What you need to do
Lines that contain the string "Intr" are the ones to list; copy all of them from the records.

Component data from apps and pages
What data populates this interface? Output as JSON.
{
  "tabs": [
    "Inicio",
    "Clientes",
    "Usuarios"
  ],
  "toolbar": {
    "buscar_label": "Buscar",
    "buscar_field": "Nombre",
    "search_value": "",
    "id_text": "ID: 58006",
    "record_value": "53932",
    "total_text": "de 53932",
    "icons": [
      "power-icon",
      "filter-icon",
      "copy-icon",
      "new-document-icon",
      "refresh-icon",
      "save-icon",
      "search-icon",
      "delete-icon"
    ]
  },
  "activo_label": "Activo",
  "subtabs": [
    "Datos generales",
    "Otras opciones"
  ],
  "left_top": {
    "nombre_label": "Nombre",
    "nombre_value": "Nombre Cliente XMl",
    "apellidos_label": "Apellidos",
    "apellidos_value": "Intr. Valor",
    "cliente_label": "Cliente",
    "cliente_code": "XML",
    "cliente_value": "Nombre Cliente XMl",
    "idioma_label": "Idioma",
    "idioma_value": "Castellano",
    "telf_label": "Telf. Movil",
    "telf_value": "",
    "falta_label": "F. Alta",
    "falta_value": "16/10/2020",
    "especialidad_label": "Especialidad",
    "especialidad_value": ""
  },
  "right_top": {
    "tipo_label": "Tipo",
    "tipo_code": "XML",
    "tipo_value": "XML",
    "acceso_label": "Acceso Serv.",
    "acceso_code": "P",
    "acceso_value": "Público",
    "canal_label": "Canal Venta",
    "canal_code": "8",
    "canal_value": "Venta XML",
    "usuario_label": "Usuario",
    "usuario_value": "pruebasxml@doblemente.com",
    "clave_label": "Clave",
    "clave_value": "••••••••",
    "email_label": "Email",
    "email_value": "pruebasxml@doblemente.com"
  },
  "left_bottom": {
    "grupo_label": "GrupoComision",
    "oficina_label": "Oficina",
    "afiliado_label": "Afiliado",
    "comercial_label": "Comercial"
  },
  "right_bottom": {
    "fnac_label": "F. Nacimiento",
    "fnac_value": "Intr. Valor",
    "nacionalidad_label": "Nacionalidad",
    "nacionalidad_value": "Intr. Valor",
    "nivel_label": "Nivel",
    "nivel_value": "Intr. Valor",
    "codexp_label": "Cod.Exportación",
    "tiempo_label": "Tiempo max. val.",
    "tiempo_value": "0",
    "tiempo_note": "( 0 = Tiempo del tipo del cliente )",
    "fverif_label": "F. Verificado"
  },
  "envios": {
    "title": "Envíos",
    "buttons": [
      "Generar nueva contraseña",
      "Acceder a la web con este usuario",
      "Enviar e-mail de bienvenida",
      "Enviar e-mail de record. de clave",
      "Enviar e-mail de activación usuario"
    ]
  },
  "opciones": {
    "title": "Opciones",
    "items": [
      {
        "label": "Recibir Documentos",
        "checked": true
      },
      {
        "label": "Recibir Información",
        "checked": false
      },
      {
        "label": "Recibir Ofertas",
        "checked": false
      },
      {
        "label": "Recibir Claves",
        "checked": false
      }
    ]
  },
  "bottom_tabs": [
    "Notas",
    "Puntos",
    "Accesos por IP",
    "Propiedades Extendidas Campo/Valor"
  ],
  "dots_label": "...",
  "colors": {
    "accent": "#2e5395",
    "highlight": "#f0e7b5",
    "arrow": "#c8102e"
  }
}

Written solution
    "apellidos_value": "Intr. Valor",
    "fnac_value": "Intr. Valor",
    "nacionalidad_value": "Intr. Valor",
    "nivel_value": "Intr. Valor",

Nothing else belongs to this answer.